We found that all the mice in our experiment exhibited an investigatory approach when they first encountered an unfamiliar Lego toy and then transitioned to either engagement or avoidance, depending on a property called physical salience—which can encompass many sensory modalities, such as the object’s size, color, loudness, smelliness, or appearing distinct from the environment. During initial investigation, animals most likely gather information, which then directs subsequent behaviors. For instance, an animal that investigates a strange object may find the object’s physical salience too intense may avoid similar objects in the future.
To understand the neural mechanism driving these sets of behaviors, we focused on a unique subset of dopamine neurons called TS dopamine neurons. In a previous paper (Menegas et al. 2018), we reported that TS dopamine neurons respond to an object’s physical salience.
We found that ablating TS dopamine neurons reduced investigatory approach and avoidance but increased engagement with novel objects, such as Lego blocks. In other words, TS dopamine neurons act as a neural mechanism to promote cautiousness or threat prediction. We also found that animals with higher TS dopamine activities tended to behave more cautiously toward a novel object. Because TS dopamine signals physical salience of stimuli, our results suggest that animals estimate potential threat using physical salience of a novel object, which determines whether the rodent engages or avoids.
Our idea is akin to the recent proposal for food value (Dayan 2022). While nutrition can be the main benefit of food, flavor may work as a positive reward prediction to shape eating even before knowing the ultimate outcome (nutrition), which generally comes when it is too late to decide whether to eat the next bite. If a tasty food ends up not being nutritious, animals can adjust to not eat it next time. Similarly, pain, injury, and death can be the ultimate outcome (threat) of novel stimuli, and physical salience may work as positive threat prediction to shape cautious behaviors. If a salient stimulus ends up being unthreatening, animals can behave more boldly when they next encounter the stimulus. Thus, we propose that animals use physical salience to form an initial threat prediction that guides avoidance behavior, which is critical to prevent potential harm.
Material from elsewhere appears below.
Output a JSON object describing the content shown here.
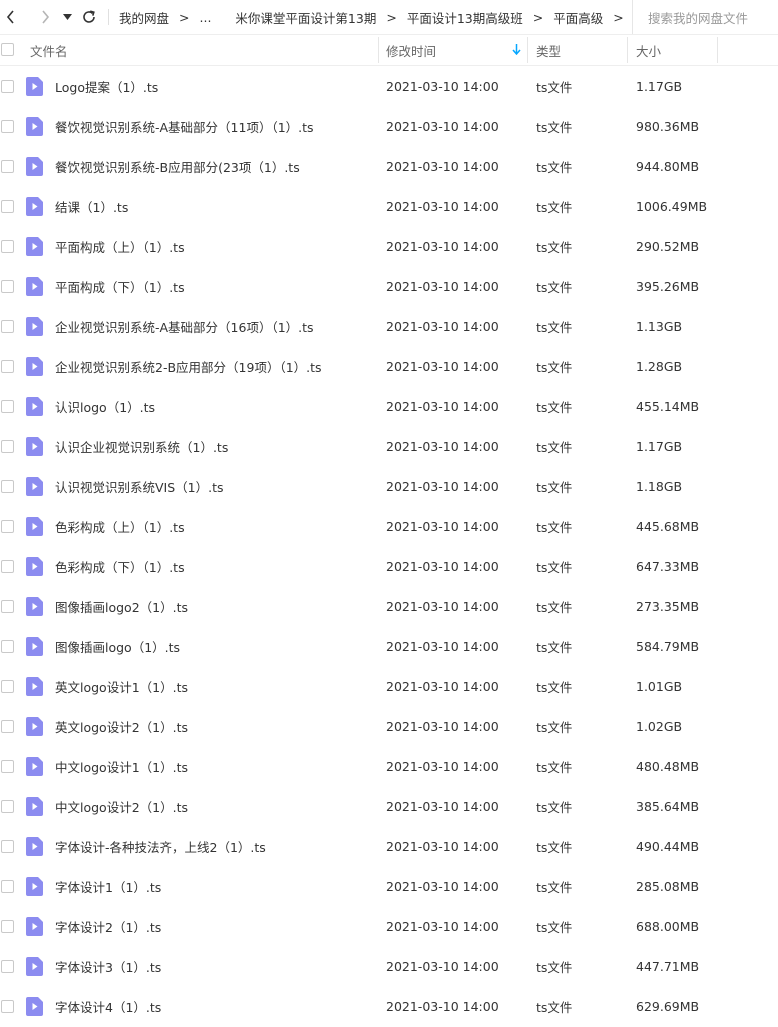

Our study investigates the idea that being scared by a physically salient novel stimulus is a survival strategy that animals widely adopt to prevent disasters. Now that we found a neural circuit to properly estimate a potential threat, our next question is how the brain balances fear and curiosity toward novelty.